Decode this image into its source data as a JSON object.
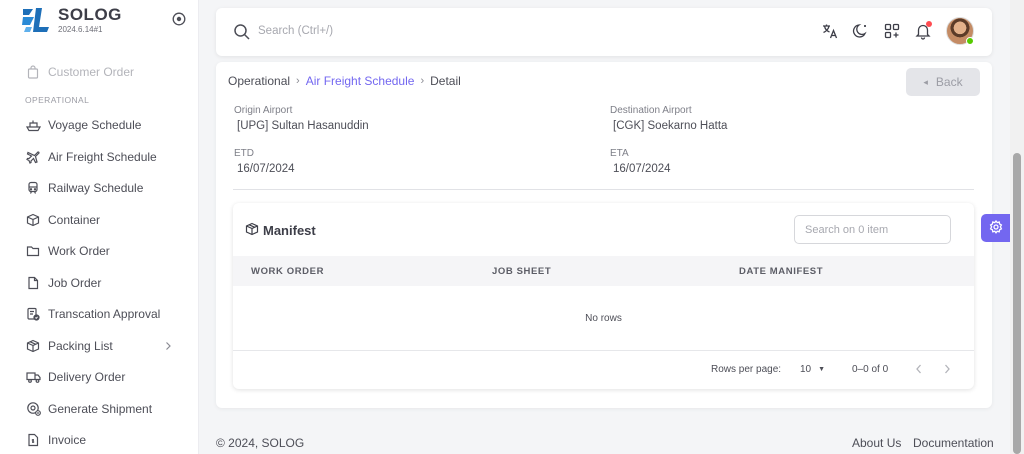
{
  "brand": {
    "name": "SOLOG",
    "version": "2024.6.14#1"
  },
  "colors": {
    "accent": "#7367f0",
    "online": "#56ca00",
    "notification": "#ff4c51"
  },
  "sidebar": {
    "top_item": {
      "label": "Customer Order",
      "icon": "bag-icon"
    },
    "section": "OPERATIONAL",
    "items": [
      {
        "label": "Voyage Schedule",
        "icon": "ship-icon"
      },
      {
        "label": "Air Freight Schedule",
        "icon": "plane-icon"
      },
      {
        "label": "Railway Schedule",
        "icon": "train-icon"
      },
      {
        "label": "Container",
        "icon": "box-icon"
      },
      {
        "label": "Work Order",
        "icon": "folder-icon"
      },
      {
        "label": "Job Order",
        "icon": "file-icon"
      },
      {
        "label": "Transcation Approval",
        "icon": "approval-icon"
      },
      {
        "label": "Packing List",
        "icon": "package-icon"
      },
      {
        "label": "Delivery Order",
        "icon": "truck-icon"
      },
      {
        "label": "Generate Shipment",
        "icon": "cog-icon"
      },
      {
        "label": "Invoice",
        "icon": "invoice-icon"
      }
    ]
  },
  "header": {
    "search_placeholder": "Search (Ctrl+/)"
  },
  "breadcrumb": {
    "root": "Operational",
    "parent": "Air Freight Schedule",
    "current": "Detail"
  },
  "back_label": "Back",
  "details": {
    "origin_label": "Origin Airport",
    "origin_value": "[UPG] Sultan Hasanuddin",
    "destination_label": "Destination Airport",
    "destination_value": "[CGK] Soekarno Hatta",
    "etd_label": "ETD",
    "etd_value": "16/07/2024",
    "eta_label": "ETA",
    "eta_value": "16/07/2024"
  },
  "manifest": {
    "title": "Manifest",
    "search_placeholder": "Search on 0 item",
    "columns": [
      "WORK ORDER",
      "JOB SHEET",
      "DATE MANIFEST"
    ],
    "empty_text": "No rows",
    "rows_per_page_label": "Rows per page:",
    "rows_per_page_value": "10",
    "range_text": "0–0 of 0"
  },
  "footer": {
    "copyright": "© 2024, SOLOG",
    "links": [
      "About Us",
      "Documentation"
    ]
  }
}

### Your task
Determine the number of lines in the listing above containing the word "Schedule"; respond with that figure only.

### Written reply
4